A unit’s money-earning methods should reflect Scouting’s basic values. Whenever your unit is planning a money-earning project, this checklist can serve as your guide. If your answer is “Yes” to all the questions that follow, it is likely the project conforms to Scouting’s standards and will be approved.
1. Do you really need a fundraising project?
There should be a real need for raising money based on your unit’s program. Units should not engage in money-earning projects merely because someone has offered an attractive plan. Remember that individual youth members are expected to earn their own way. The need should be beyond normal budget items covered by dues.
2. If any contracts are to be signed, will they be signed by an individual, without reference to the Boy Scouts of America and without binding the local council, the Boy Scouts of America, or the chartered organization?
Before any person in your unit signs a contract, he must make sure the venture is legitimate and worthy. If a contract is signed, he is personally responsible. He may not sign on behalf of the local council or the Boy Scouts of America, nor may he bind the chartered organization without its written authorization. If you are not sure, check with your district executive for help.

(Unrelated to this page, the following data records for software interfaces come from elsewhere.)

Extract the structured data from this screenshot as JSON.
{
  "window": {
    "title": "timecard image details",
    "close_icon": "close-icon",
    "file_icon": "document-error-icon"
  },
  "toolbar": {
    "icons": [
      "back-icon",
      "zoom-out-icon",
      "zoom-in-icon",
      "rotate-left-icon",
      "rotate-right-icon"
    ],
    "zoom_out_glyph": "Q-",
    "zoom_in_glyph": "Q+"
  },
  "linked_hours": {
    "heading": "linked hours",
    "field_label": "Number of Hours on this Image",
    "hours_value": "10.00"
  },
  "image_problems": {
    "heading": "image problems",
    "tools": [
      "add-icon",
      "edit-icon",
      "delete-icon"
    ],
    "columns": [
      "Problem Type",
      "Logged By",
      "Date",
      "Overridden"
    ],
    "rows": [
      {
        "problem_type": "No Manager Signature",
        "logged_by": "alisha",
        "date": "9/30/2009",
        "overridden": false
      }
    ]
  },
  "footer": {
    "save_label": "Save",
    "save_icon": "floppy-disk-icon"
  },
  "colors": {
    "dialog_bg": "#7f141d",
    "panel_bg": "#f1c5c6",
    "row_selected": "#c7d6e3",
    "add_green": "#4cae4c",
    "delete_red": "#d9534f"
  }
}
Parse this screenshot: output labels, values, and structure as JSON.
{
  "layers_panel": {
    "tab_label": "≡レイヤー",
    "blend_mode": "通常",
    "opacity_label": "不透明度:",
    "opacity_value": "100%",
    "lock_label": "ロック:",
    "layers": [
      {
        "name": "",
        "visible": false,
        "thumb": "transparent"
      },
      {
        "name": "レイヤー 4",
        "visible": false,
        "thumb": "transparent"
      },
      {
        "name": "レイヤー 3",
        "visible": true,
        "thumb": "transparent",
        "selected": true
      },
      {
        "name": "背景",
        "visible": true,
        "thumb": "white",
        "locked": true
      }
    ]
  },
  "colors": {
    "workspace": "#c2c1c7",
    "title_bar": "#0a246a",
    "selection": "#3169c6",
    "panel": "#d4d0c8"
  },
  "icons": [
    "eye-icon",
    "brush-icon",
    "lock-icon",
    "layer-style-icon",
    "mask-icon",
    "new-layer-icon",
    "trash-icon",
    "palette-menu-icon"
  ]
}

3. Will your fundraiser prevent promoters from trading on the name and goodwill of the Boy Scouts of America?
Because of Scouting’s good reputation, customers rarely question the quality or price of a product. The nationwide network of Scouting units must not become a beehive of commercial interest.
4. Will the fundraising activity uphold the good name of the BSA? Does it avoid games of chance, gambling, etc.?
Selling raffle tickets or other games of chance is a direct violation of the BSA Rules and Regulations, which forbid gambling. The product must not detract from the ideals and principles of the BSA.
5. If a commercial product is to be sold, will it be sold on its own merits and without reference to the needs of Scouting?
All commercial products must sell on their own merits, not the benefit received by the Boy Scouts. The principle of value received is critical in choosing what to sell.
6. If a commercial product is to be sold, will the fundraising activity comply with BSA policy on wearing the uniform?
The official uniform is intended to be worn primarily for use in connection with Scouting activities. However, council executive boards may approve use of the uniform for any fundraising activity. Typically, council popcorn sales or Scout show ticket sales are approved uniform fundraisers.
7. Will the fundraising project avoid soliciting money or gifts?
The BSA Rules and Regulations state, “Youth members shall not be permitted to serve as solicitors of money for their chartered organizations, for the local council, or in support of other organizations. Adult and youth members shall not be permitted to serve as solicitors of money in support of personal or unit participation in local, national, or international events.” For example: Boy Scouts/Cub Scouts and leaders should not identify themselves as Boy Scouts/Cub Scouts or as a troop/pack participate in The Salvation Army’s Christmas Bell Ringing program. This would be raising money for another organization. At no time are units permitted to solicit contributions for unit programs.
8. Does the fundraising activity avoid competition with other units, your chartered organization, your local council, and the United Way?
Check with your chartered organization representative and your district executive to make certain that your chartered organization and the council agree on the dates and type of fundraiser.